In December, 30 students and 4 staff from Cheadle Hulme School in Cheshire travelled to The Gambia for 7 days to visit a selection of local schools and one in particular - CHS Soma.
The link with The Gambia began 20 years ago when teachers, Ian Ray and Sue Matthews first met and made links with local teachers while taking their Geography students on a field trip there. The visits continued biennially and in 2014 the staff and students laid the foundation stones for Cheadle Hulme School Soma.
As of 2019, there are 89 students on roll, 42 girls and 47 boys. The guaranteed “one meal a day” feeding programme, privately funded by Ian Ray, has meant an increase of 48% in enrolment. The children are aged 3-5 and approximately 63% come from very poor homes and will get their main meal of the day from the school.

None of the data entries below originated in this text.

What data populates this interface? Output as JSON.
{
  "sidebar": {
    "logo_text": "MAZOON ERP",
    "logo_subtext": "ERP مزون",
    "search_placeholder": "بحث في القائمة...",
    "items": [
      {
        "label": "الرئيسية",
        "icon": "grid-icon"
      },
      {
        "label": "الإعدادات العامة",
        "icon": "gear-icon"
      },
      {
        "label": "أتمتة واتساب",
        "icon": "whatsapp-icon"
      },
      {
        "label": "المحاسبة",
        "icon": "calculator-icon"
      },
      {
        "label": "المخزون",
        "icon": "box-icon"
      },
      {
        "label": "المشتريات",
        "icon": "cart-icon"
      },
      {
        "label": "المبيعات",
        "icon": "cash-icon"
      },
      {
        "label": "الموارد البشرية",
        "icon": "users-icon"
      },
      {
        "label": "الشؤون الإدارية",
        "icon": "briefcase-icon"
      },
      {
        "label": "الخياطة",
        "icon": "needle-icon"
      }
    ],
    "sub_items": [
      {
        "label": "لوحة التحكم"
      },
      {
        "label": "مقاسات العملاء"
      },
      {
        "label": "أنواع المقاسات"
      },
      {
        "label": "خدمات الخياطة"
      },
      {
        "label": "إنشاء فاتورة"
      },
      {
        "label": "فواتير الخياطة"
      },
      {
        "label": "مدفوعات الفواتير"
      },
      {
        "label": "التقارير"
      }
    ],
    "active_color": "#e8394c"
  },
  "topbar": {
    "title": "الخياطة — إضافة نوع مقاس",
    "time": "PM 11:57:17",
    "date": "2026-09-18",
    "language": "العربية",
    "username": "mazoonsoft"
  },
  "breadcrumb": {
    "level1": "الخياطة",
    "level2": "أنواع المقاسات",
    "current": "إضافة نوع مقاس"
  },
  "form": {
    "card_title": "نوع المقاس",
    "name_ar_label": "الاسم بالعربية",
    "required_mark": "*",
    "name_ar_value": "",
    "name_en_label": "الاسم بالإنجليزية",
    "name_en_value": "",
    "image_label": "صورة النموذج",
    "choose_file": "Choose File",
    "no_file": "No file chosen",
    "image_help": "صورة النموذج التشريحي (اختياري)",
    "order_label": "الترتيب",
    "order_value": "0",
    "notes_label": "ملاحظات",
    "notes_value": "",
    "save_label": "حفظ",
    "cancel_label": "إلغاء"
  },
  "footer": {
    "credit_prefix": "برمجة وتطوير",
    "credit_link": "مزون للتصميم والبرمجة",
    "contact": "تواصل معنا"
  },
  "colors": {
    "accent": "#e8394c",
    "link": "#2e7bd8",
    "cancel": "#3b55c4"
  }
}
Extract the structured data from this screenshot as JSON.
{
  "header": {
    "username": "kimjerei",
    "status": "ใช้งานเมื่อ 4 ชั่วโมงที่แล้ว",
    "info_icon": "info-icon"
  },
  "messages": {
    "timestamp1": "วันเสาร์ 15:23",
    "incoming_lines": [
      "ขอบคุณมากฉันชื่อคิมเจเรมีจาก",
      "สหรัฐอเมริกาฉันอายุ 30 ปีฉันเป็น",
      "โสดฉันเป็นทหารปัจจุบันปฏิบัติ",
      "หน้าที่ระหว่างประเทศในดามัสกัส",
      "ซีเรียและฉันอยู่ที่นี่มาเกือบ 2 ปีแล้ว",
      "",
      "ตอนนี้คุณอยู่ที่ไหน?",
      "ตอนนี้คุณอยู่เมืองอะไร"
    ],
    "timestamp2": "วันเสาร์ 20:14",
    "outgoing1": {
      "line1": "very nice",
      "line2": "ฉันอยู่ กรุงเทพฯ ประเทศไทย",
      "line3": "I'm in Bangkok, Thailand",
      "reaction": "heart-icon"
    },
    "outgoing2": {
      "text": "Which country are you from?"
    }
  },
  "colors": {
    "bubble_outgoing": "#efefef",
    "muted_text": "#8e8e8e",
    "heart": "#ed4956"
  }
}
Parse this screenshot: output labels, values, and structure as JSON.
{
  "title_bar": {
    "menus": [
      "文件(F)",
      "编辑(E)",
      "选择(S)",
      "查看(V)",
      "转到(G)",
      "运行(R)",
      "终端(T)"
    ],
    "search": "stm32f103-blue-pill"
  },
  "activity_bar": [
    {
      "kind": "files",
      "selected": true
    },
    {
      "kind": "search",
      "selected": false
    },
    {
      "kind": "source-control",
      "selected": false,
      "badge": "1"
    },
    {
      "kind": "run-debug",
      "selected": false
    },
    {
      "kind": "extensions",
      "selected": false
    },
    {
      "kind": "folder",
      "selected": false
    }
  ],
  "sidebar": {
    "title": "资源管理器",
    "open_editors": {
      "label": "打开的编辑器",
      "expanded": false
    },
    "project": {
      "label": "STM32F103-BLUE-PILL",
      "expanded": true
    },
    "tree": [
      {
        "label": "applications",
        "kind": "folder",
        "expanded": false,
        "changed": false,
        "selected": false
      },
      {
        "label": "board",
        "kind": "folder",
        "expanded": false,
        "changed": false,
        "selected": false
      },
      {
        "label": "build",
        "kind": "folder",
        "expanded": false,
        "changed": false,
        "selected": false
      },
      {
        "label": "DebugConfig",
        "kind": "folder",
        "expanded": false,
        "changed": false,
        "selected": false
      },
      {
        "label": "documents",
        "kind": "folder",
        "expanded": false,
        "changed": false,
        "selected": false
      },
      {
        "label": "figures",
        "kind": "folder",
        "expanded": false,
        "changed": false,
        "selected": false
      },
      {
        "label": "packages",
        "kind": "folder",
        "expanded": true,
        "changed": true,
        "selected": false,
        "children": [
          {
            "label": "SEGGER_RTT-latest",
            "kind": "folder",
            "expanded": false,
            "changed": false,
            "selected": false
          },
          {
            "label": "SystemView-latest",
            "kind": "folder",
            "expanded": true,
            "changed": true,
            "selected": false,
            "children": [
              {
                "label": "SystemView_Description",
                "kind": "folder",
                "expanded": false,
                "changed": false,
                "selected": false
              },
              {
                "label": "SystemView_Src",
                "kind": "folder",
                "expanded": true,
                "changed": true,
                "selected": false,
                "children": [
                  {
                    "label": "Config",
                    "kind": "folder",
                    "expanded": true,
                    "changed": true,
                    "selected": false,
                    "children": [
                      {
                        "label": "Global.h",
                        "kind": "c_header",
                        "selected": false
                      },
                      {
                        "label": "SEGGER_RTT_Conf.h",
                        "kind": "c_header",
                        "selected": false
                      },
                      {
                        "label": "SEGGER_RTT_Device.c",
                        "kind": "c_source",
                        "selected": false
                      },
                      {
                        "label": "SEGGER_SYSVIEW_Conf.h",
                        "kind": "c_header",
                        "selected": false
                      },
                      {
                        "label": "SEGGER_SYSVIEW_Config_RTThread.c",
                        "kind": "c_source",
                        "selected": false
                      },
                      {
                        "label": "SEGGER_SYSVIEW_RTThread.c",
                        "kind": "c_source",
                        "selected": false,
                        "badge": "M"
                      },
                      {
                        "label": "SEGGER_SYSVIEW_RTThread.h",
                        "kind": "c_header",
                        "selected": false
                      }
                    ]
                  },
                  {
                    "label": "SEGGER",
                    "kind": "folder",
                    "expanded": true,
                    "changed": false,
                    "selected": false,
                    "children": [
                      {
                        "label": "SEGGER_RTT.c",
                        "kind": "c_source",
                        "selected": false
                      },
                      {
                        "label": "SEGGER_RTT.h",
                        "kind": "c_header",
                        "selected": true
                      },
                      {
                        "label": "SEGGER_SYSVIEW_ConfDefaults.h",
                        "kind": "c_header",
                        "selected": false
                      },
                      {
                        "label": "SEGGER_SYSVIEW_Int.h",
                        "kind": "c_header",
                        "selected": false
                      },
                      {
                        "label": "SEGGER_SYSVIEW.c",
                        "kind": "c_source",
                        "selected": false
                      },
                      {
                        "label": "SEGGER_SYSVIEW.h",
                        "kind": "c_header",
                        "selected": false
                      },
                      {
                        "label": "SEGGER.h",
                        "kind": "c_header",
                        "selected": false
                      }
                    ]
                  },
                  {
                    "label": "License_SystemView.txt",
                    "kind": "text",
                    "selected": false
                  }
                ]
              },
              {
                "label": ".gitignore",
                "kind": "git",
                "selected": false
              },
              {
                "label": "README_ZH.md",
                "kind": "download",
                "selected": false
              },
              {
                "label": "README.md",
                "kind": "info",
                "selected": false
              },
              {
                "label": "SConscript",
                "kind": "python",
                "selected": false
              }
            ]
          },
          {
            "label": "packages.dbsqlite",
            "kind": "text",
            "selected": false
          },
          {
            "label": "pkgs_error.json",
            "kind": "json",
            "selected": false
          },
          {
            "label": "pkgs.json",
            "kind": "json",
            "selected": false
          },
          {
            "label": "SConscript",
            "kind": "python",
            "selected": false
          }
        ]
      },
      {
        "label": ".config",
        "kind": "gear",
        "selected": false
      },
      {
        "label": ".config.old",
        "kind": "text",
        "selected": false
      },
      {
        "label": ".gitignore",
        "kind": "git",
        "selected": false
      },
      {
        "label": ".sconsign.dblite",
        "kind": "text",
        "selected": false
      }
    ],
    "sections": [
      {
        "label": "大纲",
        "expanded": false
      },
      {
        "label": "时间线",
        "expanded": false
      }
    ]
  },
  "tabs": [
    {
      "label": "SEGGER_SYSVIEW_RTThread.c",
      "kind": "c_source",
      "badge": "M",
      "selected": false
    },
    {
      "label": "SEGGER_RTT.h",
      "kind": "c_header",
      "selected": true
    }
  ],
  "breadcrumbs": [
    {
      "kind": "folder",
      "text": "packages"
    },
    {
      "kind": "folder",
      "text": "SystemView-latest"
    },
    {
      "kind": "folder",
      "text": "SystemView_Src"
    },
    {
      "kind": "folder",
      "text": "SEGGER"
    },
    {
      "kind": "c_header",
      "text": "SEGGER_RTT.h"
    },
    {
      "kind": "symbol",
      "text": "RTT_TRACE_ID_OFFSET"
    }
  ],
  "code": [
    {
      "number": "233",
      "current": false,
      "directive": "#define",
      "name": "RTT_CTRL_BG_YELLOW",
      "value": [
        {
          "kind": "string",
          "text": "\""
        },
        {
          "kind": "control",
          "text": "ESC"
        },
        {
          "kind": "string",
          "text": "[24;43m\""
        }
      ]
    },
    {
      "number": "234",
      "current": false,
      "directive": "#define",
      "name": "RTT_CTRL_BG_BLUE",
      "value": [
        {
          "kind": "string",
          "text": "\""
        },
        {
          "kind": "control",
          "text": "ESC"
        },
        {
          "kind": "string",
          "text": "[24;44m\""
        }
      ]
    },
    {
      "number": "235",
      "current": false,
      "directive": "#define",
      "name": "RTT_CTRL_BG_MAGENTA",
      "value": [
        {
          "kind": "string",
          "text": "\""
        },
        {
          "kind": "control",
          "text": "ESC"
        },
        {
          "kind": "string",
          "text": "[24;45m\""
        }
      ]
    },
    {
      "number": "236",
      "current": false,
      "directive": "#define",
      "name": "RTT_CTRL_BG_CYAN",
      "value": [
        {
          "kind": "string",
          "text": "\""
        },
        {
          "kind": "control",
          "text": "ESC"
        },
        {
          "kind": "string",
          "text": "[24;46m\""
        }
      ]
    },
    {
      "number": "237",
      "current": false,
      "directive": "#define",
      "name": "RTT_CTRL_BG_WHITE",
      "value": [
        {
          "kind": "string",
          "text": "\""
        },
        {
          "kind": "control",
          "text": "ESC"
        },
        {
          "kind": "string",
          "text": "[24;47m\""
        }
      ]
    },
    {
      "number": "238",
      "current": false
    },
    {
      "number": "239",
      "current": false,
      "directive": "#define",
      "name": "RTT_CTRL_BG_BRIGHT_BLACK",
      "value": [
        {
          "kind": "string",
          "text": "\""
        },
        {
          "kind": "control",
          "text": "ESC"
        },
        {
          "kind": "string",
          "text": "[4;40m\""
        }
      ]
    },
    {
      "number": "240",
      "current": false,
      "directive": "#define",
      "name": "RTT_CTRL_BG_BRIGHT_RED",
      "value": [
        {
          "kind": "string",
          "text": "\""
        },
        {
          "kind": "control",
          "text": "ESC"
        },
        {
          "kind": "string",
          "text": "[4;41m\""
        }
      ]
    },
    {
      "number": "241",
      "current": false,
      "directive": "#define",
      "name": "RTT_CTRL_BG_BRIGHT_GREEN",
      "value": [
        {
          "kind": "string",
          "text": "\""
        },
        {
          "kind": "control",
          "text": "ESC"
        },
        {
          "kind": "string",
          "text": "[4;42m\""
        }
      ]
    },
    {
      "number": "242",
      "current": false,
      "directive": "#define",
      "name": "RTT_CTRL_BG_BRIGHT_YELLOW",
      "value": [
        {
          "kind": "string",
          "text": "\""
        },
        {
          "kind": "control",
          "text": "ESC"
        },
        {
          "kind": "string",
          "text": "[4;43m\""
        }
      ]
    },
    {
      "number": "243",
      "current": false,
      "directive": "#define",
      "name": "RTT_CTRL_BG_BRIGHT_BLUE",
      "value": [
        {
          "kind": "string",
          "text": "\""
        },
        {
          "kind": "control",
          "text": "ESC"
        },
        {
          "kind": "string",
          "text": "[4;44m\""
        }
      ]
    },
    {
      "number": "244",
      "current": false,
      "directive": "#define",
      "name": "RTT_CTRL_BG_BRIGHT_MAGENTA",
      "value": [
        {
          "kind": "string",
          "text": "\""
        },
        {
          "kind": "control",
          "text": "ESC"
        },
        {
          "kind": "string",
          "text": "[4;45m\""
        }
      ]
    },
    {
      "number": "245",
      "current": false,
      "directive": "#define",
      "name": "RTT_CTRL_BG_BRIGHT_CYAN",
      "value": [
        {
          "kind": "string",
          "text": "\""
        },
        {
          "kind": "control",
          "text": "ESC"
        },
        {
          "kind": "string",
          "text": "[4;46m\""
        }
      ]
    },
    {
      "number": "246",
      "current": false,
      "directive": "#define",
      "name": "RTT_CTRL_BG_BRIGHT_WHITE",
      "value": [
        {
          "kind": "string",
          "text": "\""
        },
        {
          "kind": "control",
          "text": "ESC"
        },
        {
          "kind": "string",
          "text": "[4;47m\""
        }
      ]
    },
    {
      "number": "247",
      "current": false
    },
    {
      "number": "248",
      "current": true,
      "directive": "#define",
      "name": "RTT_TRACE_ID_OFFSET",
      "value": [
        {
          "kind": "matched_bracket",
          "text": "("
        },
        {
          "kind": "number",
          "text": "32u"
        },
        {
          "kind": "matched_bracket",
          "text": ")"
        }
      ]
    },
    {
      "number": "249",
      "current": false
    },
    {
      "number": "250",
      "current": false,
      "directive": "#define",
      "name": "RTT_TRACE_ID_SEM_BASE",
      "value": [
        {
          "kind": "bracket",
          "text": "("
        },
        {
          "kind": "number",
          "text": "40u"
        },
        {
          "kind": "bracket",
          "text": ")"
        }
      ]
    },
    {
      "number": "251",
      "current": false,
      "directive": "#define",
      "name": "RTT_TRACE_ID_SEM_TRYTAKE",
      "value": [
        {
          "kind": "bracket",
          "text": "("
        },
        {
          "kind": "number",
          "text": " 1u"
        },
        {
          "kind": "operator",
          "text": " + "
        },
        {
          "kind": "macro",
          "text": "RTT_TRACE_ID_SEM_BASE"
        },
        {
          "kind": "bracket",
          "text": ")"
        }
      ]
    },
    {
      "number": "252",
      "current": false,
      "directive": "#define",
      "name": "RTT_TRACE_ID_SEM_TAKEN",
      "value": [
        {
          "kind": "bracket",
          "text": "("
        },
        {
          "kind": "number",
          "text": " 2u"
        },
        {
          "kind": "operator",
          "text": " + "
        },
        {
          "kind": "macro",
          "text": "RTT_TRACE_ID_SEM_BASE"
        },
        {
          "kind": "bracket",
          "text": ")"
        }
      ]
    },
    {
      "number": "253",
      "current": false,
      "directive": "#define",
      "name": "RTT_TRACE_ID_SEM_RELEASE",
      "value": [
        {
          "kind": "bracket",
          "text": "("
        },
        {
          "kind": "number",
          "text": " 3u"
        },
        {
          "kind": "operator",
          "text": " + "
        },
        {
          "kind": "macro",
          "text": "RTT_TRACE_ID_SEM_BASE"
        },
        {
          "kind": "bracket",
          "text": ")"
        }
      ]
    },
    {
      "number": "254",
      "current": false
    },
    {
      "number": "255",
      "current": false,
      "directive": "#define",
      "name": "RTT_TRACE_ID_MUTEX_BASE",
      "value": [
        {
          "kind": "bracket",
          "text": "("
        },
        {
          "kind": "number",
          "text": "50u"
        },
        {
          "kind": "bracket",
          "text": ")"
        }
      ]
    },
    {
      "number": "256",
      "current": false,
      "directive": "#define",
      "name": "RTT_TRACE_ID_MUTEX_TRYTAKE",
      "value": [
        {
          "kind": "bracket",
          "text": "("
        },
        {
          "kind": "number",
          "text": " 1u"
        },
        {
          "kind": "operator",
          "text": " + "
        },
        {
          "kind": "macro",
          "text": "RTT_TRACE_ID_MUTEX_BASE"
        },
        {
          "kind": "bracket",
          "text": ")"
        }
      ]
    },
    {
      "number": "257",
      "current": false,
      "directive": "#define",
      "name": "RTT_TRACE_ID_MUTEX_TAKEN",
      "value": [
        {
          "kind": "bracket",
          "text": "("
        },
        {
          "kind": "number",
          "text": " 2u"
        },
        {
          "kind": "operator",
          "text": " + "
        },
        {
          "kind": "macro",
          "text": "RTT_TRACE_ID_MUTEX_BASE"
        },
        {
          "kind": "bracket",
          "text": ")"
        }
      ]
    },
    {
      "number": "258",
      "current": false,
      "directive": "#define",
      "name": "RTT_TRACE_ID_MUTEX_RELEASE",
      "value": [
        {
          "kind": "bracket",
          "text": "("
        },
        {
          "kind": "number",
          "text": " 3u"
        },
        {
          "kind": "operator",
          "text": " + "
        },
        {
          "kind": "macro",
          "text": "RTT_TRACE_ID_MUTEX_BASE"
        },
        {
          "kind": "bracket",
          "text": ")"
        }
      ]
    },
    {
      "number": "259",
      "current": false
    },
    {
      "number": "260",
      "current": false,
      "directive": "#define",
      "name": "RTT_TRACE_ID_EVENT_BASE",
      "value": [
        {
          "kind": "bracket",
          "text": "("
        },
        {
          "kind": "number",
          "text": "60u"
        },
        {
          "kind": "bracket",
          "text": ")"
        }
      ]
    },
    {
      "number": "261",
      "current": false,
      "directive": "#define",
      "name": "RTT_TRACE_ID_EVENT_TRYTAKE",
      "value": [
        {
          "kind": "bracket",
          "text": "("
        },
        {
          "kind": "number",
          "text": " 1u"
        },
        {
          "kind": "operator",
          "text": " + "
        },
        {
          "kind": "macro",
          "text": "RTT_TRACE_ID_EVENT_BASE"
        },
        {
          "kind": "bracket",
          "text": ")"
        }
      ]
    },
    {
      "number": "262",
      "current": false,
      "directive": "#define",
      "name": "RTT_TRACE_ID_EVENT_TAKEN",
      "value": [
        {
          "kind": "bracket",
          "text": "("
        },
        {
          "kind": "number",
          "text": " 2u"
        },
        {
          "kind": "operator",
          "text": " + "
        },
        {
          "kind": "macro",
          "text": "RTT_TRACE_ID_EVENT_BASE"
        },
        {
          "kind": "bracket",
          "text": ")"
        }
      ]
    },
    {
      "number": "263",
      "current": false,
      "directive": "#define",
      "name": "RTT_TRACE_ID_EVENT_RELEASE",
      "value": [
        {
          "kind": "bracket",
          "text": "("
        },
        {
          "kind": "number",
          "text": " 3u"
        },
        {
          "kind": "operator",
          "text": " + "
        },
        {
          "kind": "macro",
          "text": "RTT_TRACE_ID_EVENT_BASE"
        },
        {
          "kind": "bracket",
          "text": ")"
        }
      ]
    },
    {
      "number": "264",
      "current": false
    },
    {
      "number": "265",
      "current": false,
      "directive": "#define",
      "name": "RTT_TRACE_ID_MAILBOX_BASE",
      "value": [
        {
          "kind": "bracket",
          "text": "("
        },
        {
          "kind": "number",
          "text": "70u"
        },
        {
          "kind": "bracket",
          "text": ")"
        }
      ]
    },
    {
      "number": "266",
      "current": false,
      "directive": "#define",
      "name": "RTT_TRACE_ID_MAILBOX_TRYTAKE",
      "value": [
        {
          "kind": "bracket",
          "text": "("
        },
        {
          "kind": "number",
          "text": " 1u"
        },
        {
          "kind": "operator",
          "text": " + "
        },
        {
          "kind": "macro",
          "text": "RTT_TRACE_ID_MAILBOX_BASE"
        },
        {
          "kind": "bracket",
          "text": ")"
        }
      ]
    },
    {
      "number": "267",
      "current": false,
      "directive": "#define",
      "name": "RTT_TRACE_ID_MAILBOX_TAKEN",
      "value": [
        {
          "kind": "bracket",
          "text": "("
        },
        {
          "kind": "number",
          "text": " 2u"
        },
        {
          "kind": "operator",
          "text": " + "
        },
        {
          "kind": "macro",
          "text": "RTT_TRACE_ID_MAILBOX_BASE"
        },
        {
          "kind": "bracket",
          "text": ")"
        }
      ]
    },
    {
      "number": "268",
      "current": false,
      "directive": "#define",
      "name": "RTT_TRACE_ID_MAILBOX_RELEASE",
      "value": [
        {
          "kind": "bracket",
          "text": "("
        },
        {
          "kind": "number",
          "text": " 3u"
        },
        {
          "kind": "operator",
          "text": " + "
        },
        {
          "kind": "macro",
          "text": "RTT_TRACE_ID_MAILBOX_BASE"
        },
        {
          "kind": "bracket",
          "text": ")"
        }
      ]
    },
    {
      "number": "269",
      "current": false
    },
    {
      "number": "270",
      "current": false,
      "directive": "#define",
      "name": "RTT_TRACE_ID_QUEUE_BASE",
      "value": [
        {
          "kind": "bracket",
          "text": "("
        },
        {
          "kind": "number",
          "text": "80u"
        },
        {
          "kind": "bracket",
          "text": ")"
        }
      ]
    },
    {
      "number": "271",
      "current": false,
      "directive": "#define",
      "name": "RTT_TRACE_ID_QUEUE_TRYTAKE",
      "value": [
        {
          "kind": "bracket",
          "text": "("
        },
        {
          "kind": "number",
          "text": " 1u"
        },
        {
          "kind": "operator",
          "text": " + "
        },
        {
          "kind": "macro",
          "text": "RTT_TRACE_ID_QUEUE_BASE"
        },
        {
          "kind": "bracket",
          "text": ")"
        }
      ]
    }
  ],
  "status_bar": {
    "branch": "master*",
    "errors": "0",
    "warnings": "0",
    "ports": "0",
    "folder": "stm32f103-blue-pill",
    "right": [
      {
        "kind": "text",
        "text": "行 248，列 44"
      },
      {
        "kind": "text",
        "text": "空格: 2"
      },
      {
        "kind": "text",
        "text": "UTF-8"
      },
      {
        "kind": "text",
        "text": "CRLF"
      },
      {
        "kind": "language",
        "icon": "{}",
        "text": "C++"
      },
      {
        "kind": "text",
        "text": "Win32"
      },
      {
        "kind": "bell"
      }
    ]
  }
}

The school now has five classrooms, an office, kitchen, three toilets and a tap as a direct result of the funding from CHS.
As well as spending time at CHS Soma, students also visited several other schools in the area - The Gambian High School, Samsaang Technical School, Dumbutu Lower Basic School, Tendaba Primary School, Tendaba Nursery School, two Rural Christian and Islamic Schools and Barundeen Islamic School.
Group Leader, Charlotte Parker, said:
“In Dumbutu and also at the Barundeen Islamic School, we saw some of the projects that we had contributed to over the years, for example, the classrooms, toilet blocks and the walls round the schools. The classrooms, staff accommodation and wells are vital to the existence of the school, however so many of them are now out of date or have fallen into disrepair. It needs to be a project that is sustained to make a long lasting difference to the local community.
Seeing CHS Soma was a special moment in the trip. We had been sent photos of the progress of the building that CHS students had fundraised for and it was an honour to open the new classrooms and unveil the names of the buildings. We spent most of the day with the staff and students, meeting the teachers and finding out what the education system was like, what resources they needed and how else we could help.
The students spent time meeting the local children, being shown parts of the village and playing the hotly contested Manchester vs The Gambia football match (we lost 4-2 despite one of the teachers being substituted on at half time to try and claw it back).
CHS Soma is an EDC school which means that is focuses on early years education but for us to make the greatest impact we need to support the education of Gambian children across the age range. Some schools like CHS Soma, have started feeding programmes that have helped to increase the number of students accessing education and if they are able to keep them regularly coming to school by age 8 they are more likely to continue their education throughout their childhood years.
We want to make a difference to schools out there - we took gifts of iPads and laptops, some of which TCBC funded, but they also need the basics of stationary, paper and exercise books. In future we plan to spend more time in the schools we are supporting and want to build on the links both the staff and students have made with our colleagues in The Gambia.”
Since returning from the trip the staff and students are continuing to raise awareness of the needs of the schools and people they met in The Gambia. The trip itself is exactly why experiential education is so important for young people; it gives them opportunities to understand the wider global community and to ignite a passion for altruistic work that will last a lifetime.